Every line of the data that includes "Vista" should be copied out.

**Dataset records**.
--

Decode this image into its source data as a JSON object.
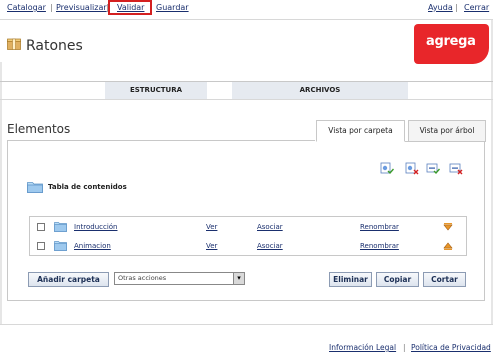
{
  "topnav": {
    "catalogar": "Catalogar",
    "previsualizar": "Previsualizar",
    "validar": "Validar",
    "guardar": "Guardar",
    "ayuda": "Ayuda",
    "cerrar": "Cerrar",
    "separator": "|"
  },
  "header": {
    "title": "Ratones",
    "logo_text": "agrega"
  },
  "main_tabs": {
    "estructura": "ESTRUCTURA",
    "archivos": "ARCHIVOS"
  },
  "elements": {
    "heading": "Elementos",
    "view_tabs": {
      "carpeta": "Vista por carpeta",
      "arbol": "Vista por árbol"
    },
    "toolbar_icons": [
      "add-item-icon",
      "remove-item-icon",
      "expand-icon",
      "collapse-icon"
    ],
    "root_label": "Tabla de contenidos",
    "rows": [
      {
        "name": "Introducción",
        "ver": "Ver",
        "asociar": "Asociar",
        "renombrar": "Renombrar",
        "move_icon": "move-down-icon"
      },
      {
        "name": "Animacion",
        "ver": "Ver",
        "asociar": "Asociar",
        "renombrar": "Renombrar",
        "move_icon": "move-up-icon"
      }
    ],
    "buttons": {
      "anadir": "Añadir carpeta",
      "eliminar": "Eliminar",
      "copiar": "Copiar",
      "cortar": "Cortar"
    },
    "select_value": "Otras acciones"
  },
  "footer": {
    "informacion": "Información Legal",
    "politica": "Política de Privacidad",
    "separator": "|"
  },
  "colors": {
    "link": "#1a2f6e",
    "brand": "#e8262a",
    "highlight_box": "#d42020",
    "folder": "#9ec9ee"
  }
}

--

**TASK RESULT**.
      "carpeta": "Vista por carpeta",
      "arbol": "Vista por árbol"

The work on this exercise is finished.